Exercise aim: Within the listing below, filter for "unit" and copy every matching line.

Material provided:

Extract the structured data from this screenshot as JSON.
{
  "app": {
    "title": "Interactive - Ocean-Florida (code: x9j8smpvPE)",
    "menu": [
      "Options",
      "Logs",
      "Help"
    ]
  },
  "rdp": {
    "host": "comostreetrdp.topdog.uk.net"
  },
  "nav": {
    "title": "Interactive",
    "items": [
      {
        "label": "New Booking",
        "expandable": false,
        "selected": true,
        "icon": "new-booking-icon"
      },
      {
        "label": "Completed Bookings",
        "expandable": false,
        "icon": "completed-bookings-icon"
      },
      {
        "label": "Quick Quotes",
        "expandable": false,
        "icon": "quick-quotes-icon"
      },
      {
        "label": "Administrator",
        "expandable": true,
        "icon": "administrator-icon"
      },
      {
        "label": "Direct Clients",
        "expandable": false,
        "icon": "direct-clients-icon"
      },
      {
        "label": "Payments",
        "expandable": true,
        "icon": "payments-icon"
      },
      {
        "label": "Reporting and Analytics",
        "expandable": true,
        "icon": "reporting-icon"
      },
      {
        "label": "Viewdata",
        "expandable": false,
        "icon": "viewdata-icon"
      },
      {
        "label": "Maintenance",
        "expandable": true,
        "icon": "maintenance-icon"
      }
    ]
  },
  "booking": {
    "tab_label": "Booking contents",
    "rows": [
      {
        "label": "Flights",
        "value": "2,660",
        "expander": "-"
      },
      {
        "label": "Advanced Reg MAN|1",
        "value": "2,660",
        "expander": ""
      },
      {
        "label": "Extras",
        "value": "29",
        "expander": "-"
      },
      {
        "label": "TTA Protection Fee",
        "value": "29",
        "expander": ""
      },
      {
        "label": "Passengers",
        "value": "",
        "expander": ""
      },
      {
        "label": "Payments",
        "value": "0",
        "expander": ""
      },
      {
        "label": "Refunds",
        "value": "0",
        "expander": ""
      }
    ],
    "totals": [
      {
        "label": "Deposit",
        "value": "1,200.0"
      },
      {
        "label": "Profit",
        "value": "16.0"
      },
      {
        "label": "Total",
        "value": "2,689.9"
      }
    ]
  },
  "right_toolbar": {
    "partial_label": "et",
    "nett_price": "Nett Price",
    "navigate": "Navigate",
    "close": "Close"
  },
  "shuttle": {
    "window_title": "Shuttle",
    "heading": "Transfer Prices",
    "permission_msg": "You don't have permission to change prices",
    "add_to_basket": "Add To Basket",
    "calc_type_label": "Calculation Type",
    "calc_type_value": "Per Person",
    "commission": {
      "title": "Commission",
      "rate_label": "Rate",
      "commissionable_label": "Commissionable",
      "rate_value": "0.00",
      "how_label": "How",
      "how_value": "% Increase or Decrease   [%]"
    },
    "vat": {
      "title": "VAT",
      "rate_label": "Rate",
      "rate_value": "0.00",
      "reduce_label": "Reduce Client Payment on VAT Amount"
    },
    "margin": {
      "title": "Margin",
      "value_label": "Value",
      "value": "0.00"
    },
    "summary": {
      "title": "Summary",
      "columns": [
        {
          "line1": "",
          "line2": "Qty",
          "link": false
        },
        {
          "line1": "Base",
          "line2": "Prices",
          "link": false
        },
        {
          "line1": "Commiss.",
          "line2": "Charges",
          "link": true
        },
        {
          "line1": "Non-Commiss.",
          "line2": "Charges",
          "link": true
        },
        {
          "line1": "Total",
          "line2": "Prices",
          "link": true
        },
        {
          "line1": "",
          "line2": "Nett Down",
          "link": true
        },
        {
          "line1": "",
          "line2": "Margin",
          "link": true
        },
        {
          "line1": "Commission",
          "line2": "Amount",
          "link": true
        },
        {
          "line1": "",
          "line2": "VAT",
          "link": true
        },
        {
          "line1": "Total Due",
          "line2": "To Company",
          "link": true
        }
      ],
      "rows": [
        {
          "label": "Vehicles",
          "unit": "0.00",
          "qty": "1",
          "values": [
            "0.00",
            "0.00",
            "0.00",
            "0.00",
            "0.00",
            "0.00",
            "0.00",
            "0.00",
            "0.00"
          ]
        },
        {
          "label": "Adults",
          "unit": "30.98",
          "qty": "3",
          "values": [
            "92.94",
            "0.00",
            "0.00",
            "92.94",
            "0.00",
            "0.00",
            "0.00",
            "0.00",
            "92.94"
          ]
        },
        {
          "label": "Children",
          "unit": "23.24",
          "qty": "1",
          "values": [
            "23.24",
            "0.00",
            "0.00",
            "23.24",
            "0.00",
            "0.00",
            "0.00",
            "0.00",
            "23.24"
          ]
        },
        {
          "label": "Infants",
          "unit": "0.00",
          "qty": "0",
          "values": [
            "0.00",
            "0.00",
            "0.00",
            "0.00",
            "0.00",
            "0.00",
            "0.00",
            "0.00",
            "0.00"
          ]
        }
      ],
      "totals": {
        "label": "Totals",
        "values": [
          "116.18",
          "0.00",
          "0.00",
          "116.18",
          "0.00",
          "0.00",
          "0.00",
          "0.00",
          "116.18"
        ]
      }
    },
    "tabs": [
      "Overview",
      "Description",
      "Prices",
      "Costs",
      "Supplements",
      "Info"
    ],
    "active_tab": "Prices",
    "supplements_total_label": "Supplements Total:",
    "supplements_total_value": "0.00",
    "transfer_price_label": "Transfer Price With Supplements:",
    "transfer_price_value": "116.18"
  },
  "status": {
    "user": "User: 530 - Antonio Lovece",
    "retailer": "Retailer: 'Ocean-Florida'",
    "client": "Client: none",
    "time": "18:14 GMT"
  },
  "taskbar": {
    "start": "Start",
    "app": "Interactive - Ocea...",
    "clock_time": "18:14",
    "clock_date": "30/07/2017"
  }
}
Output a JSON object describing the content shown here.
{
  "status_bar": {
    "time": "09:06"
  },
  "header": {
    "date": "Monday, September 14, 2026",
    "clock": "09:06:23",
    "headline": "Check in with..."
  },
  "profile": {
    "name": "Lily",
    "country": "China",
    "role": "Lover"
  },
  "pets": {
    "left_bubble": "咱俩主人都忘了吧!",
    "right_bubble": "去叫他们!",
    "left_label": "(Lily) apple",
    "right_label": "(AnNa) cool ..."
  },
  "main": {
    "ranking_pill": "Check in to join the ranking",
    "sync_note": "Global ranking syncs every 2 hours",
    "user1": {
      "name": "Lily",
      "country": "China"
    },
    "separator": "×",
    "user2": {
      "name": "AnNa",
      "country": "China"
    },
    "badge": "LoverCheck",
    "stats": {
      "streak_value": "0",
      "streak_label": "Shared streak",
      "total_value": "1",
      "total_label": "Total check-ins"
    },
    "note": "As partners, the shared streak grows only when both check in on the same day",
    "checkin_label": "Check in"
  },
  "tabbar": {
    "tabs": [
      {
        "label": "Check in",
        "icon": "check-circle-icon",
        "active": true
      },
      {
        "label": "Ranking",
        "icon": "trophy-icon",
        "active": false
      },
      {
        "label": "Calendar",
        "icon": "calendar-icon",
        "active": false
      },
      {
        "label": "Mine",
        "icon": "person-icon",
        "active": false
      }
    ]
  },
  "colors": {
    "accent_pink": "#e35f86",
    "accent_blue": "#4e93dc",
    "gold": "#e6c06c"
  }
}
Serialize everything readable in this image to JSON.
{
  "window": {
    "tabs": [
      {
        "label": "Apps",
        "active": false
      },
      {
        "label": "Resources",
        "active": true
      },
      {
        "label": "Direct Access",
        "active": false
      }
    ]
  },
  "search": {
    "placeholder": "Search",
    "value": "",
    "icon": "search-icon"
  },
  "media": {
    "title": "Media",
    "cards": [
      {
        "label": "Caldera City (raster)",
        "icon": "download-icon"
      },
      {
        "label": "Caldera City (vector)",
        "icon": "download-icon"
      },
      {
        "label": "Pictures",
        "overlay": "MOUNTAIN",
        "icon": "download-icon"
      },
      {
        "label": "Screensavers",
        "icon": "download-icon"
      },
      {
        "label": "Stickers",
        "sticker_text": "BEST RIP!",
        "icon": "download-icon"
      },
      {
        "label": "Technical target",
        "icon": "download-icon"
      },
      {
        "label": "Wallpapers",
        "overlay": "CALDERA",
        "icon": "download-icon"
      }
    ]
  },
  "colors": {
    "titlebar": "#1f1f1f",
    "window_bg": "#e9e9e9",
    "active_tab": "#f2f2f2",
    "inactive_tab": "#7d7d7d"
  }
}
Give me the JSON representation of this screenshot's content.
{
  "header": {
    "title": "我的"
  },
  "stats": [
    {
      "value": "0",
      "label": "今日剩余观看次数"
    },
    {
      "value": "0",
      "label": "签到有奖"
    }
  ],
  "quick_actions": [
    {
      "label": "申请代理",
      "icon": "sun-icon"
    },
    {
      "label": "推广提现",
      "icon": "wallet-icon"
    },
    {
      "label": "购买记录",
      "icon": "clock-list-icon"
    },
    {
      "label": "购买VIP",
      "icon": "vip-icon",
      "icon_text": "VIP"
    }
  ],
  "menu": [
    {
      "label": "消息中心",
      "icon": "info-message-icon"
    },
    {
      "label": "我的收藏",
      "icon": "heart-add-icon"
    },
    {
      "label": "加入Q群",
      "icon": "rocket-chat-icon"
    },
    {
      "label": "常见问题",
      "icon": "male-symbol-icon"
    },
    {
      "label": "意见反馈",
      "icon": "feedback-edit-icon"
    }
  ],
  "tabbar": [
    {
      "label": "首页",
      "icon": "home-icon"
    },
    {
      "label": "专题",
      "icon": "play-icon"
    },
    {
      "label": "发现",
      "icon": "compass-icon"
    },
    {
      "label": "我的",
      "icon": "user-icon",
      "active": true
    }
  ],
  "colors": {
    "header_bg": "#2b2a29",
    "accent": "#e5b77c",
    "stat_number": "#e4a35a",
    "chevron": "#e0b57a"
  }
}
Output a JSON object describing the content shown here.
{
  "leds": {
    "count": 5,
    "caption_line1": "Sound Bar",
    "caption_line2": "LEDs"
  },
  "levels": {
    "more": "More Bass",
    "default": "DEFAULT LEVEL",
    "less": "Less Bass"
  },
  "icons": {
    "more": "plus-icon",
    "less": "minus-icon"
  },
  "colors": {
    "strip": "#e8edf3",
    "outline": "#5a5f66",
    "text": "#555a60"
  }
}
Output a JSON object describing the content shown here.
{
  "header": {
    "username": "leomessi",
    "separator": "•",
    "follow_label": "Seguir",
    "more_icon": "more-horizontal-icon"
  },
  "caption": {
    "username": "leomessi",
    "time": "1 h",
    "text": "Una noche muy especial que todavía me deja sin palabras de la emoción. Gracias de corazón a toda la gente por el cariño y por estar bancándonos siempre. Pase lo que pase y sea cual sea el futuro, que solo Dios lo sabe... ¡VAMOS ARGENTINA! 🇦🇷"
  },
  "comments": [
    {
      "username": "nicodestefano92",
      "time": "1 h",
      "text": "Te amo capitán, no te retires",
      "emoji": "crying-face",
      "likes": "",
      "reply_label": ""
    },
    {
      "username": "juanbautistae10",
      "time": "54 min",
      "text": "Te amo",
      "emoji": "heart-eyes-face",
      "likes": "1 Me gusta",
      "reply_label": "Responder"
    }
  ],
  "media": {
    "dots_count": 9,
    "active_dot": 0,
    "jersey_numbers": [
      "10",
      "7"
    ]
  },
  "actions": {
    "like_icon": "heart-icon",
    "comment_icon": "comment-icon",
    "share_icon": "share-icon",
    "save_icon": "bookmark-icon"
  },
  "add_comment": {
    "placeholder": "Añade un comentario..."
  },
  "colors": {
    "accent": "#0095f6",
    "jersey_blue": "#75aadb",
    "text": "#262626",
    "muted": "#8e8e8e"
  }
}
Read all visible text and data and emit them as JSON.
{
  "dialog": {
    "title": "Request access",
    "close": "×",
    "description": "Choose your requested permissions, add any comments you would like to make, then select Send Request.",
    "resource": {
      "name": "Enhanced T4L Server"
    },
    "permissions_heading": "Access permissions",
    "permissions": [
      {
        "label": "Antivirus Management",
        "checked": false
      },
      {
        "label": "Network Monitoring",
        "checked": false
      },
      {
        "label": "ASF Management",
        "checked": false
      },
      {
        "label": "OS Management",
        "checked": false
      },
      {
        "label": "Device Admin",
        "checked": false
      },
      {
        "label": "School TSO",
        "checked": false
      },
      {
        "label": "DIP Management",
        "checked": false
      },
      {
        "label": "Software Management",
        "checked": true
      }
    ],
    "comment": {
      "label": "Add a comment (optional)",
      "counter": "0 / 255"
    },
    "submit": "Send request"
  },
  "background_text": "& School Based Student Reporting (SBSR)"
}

Answer box:
          "unit": "0.00",
          "unit": "30.98",
          "unit": "23.24",
          "unit": "0.00",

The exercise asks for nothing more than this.